Q. I’m a guy, and it’s time for some serious wardrobe replenishment. What are some must-haves I should shop for? I need party/dining/date clothes.
A. You’ll get away with a blazer and jeans in almost any setting…Alternately, ditch the blazer in favor of a track jacket, hoodie, or… cardigan swe1ater… pants-wise, save your slacks for work. Dark-rinse jeans are more casual but still versatile…finally, sneakers will work just about everywhere. (Suzzanne D’Amato, Washington Post, October 29, 2006)
“Dressing is a social contract; dressing poorly, a social disease.” (GQ, Adam Sachs, page 124, July 2000)
It is more important to be a gentleman than to look like one. And, Oscar Wilde and hordes of dandies aside, a real man does not spend an excessive amount of time, thought, or money on his appearance. Nonetheless, pride is at the heart of manliness, and gentleman takes a reasonable degree of pride in their appearance. (It's critical to realize the difference between pride and vanity – see our recommended reading list, especially “Pride and Prejudice” and “The Fountainhead.”)
The fundamental requirement of appearance is to be clean and neat. Clothing should be functional and stylish, although aiming for cutting edge style is an invitation to looking foolish. As in all things, be yourself, but your best self. You can’t look good in clothes that don’t fit properly. Dress your age; a 50 year old man looks foolish dressed like a 20 year old, and vice versa, although in America the overwhelming tendency seems to be for middle aged men to dress like adolescents.
Although America is a youth oriented society, this doesn’t mean that you need to keep dressing like a kid; in particular, get rid of that tired baseball cap, and under NO circumstances, wear it backwards. This is a custom that began with black rappers. When imitating such styles, it’s important to ask yourself a few questions: Are you black? Do you make your living glorifying violence and misogyny? Do you often try to maim or kill your business competitors? If the answer to these questions is no, then you have no call to dress like a rap star. Eminem actually has some cool songs, but he needs to pull his pants up.
The best time to be wearing a baseball cap is if you’re playing baseball. It is also acceptable while mowing the lawn or working out. Under no circumstance is it acceptable to wear any sort of hat while eating, and generally speaking, hats should be removed while indoors.
The key principle to keep in mind here is that a gentleman never tries to appear to be something he is not.
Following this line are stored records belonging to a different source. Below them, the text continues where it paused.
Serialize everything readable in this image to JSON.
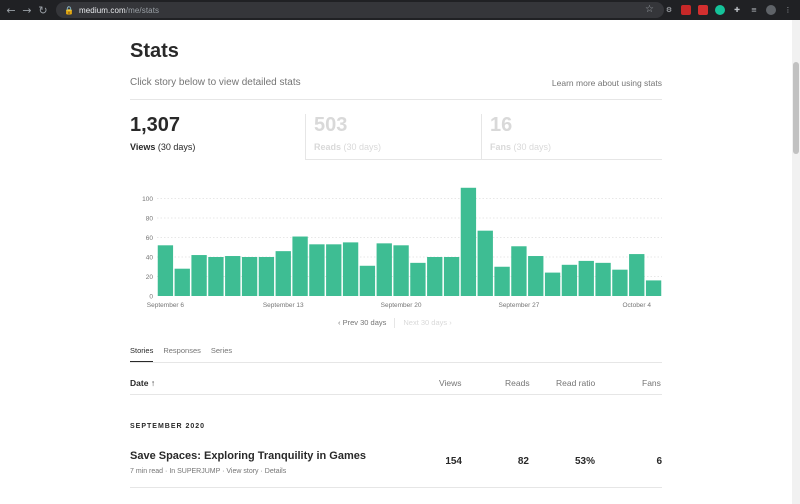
{
  "browser": {
    "url_host": "medium.com",
    "url_path": "/me/stats"
  },
  "page": {
    "title": "Stats",
    "subtitle": "Click story below to view detailed stats",
    "learn_more": "Learn more about using stats"
  },
  "stat_tabs": [
    {
      "value": "1,307",
      "label": "Views",
      "period": "(30 days)",
      "active": true
    },
    {
      "value": "503",
      "label": "Reads",
      "period": "(30 days)",
      "active": false
    },
    {
      "value": "16",
      "label": "Fans",
      "period": "(30 days)",
      "active": false
    }
  ],
  "chart_data": {
    "type": "bar",
    "ylim": [
      0,
      120
    ],
    "yticks": [
      0,
      20,
      40,
      60,
      80,
      100
    ],
    "xtick_labels": [
      {
        "index": 0,
        "label": "September 6"
      },
      {
        "index": 7,
        "label": "September 13"
      },
      {
        "index": 14,
        "label": "September 20"
      },
      {
        "index": 21,
        "label": "September 27"
      },
      {
        "index": 28,
        "label": "October 4"
      }
    ],
    "values": [
      52,
      28,
      42,
      40,
      41,
      40,
      40,
      46,
      61,
      53,
      53,
      55,
      31,
      54,
      52,
      34,
      40,
      40,
      111,
      67,
      30,
      51,
      41,
      24,
      32,
      36,
      34,
      27,
      43,
      16
    ],
    "grid": true,
    "color": "#3ebd93"
  },
  "pager": {
    "prev": "Prev 30 days",
    "next": "Next 30 days"
  },
  "subtabs": [
    "Stories",
    "Responses",
    "Series"
  ],
  "table": {
    "headers": {
      "date": "Date",
      "views": "Views",
      "reads": "Reads",
      "read_ratio": "Read ratio",
      "fans": "Fans"
    },
    "month": "SEPTEMBER 2020",
    "rows": [
      {
        "title": "Save Spaces: Exploring Tranquility in Games",
        "read_time": "7 min read",
        "publication": "In SUPERJUMP",
        "view_story": "View story",
        "details": "Details",
        "views": "154",
        "reads": "82",
        "read_ratio": "53%",
        "fans": "6"
      }
    ]
  },
  "colors": {
    "accent": "#3ebd93",
    "text": "#292929",
    "muted": "#757575",
    "faded": "#d9d9d9"
  }
}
If you’re 50, glory in your hard won experience, leaving the superficial things of youth for the young. The more important things of youth - physical fitness, ambition, lust – these you can try to retain. But you’re not in college anymore, and there is nothing good about looking like you are. Dress like a fit stylish 50 year old man, not like a kid.
Men of all ages look good in a well tailored suit, with a nice shirt and tie. A gentleman may dress casually, as appropriate to the occasion, but never looks like a slob, even in his own home. Contrary to Hollywood example, it's okay to make an effort to look presentable; nice slacks rather than jeans, a tie when appropriate, a sports jacket is often nice. The current Hollywood ethos is that the higher you are on the food chain, the less of an effort you need to “dress up”. The current thinking is only that “servants” of one type or another need to wear a suit and tie, while those at the top are free to express their superiority by looking as sloppy as possible. In this regard, its instructive to compare the look of modern movies stars off-the-job with current stars at leisure; the latter could easily be mistaken for homeless or destitute. Or, for an even more jarring comparison, find a picture of those poor souls waiting in food lines during the depression. As sad as they may be, the men are all wearing hats, and most of them coats and ties. The sad truth is that an unemployed man from the 1930s is typically better dressed than a millionaire from the early 21st century.
You don’t need to model your look after anyone; not a movie star, certainly not an athlete, not the pictures from a magazine. Appreciate the craft of nicely made articles of clothing, wear them in a way that makes you feel confident and, as always, aim to be your best self, rather than someone else.
We men have dragged our juvenile getups into maturity, our sneakers and T-shirts and jeans and baseball caps. There was a time when the costume worn by a child and an adult were pretty much distinct. That time is over.
"I'm 47 years old," designer Domenico Dolce of Dolce and Gabbana says, "I want to dress like a man, not a boy."
A man's style is best judged by what he wears when no one's looking. Even if you're just reading the paper alone on a Saturday morning, it makes a difference.